Sicily’s dam, Gino Patty, was purchased by Coldstream for $1,500 from the Willis Sharpe Kilmer dispersal in 1940. Unraced, Gino Patty was still a valuable broodmare prospect due to her Oaks winning dam and family background tracing, of course, to Maggie B. B.
After Sicily’s racing career, she was purchased by John S. Phipps and leased for a time to Capt. Harry F. Guggenheim, who bred her *Nasrullah stakes winner Flying Fury (Champagne Stakes). Phipps, however, bred Summer Guest’s dam, the Heliopolis filly Cee Zee, who won a division of the Gazelle Stakes. Phipps son Michael G. bred Island Ruler, dam of Gentleman James, from Sicily and stakes winner Suspicious before she was acquired by Charles W. Englehard. The mare died in 1965.
Cee Zee ultimately ended up in the hands of another Phipps relation, Hubert, and raced in their Rockburn Farm colors. The filly’s name derived from a family nickname. When Hubert Phipps died in 1969, Cee Zee and her weanling filly were sold in his estate dispersal at the Keeneland fall mixed sale.
There Cee Zee was acquired by George Steinbrenner for $9,000 and her filly by Native Charger was purchased for $12,500 by the White Oaks farm of Mr. and Mrs. S. H. Rogers Jr.
The filly was then resold at Saratoga in 1970 where she was purchased by Elliott Burch for Rokeby Stable for $40,000 and was named Summer Guest.
For Rokeby, Summer Guest was a redoubtable runner of extreme class. She made 42 starts, winning 23 and placing 16 more times, earning $480,760. Among her more important victories were the Coaching Club American Oaks, the Monmouth Oaks, the Alabama Stakes, the Black-Eyed Susan Stakes, and the Hempstead Handicap at three and she placed in the Woodward to colts.
At four, she won the Grey Lag and Bowling Green handicaps against males and placed in the Delaware and Top Flight Handicaps and at five she won the Spinster and placed in the Delaware and Bed o’Roses Handicaps.
Once at stud, Summer Guest did not immediately establish herself as a major producer. However, her second foal, the winning Key to the Mint filly Golden Summer, is doing very nicely. Her first foal, the Secretariat filly Summer Secretary, is a multiple graded stakes winner of over $500,000 and she is already a stakes producer. Golden Summer has also produced the Northjet (IRE) colt Jessie Jet, a stakes winner who has earned over $200,000.

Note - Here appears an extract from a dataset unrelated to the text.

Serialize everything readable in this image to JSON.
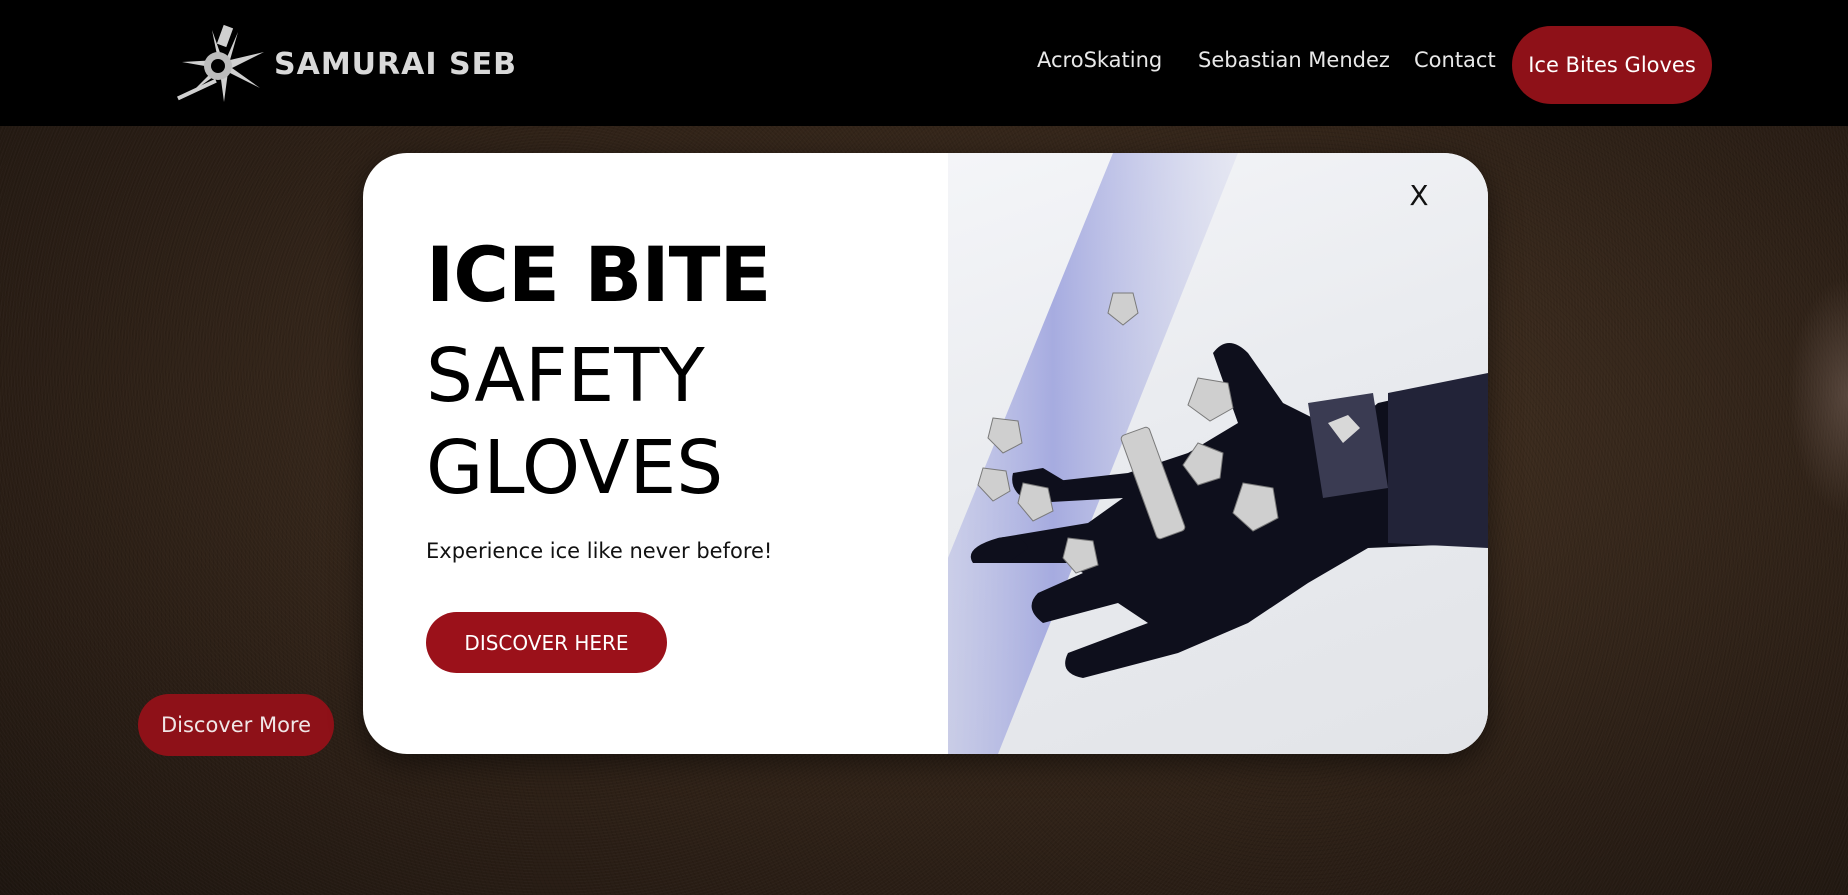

Summer Guest’s best racing daughter, Key Witness, a full sister to Golden Summer, did not win stakes but placed in the Queen Charlotte and Molly Pitcher (G2). She has produced two graded stakes winners: Suburban (G1) winner Key contender by Fit to Fight and Top Flight and John A. Morris (G1) winner You’d Be Surprised by Blushing Groom. She also has a stakes placed colt by Forty Niner in Argentina.
Rose Diamond, a stakes placed filly by Diamond Shoal, ran third in the Coaching Club American Oaks and is just getting started as a broodmare. She has produced winners by Deputy Minister and Seeking the Gold and it is early enough in her career to believe she is quite capable of still producing a major runner.
So we come full-circle with Maggie B. B. Have we done her justice? Hardly. Maggie B. B. deserves a book. But by highlighting some of the special horses who have helped make up her history, we hope we have shown just how long her family has been contributing to American racing.
The Jaconet branch’s strongest and most consist producing branch is no doubt Alablue. However, Sicily’s family is still quite strong, as Summer Guest’s story suggests, Mitterand is doing well and Let Me Linger’s daughters may still have something to contribute. In addition, we still come across Sadair’s name in pedigrees and Idun’s full brother, Irish Lancer, can be found in the pedigree of Corporate Report to name only one contemporary horse.
For the present, new Reines from this part of Maggie B. B.’s family are Sanfara, Sicily and Margaret Lawrence. We hope Mitterand continues her contribution so we can reassess that group of mares in the next few years as well.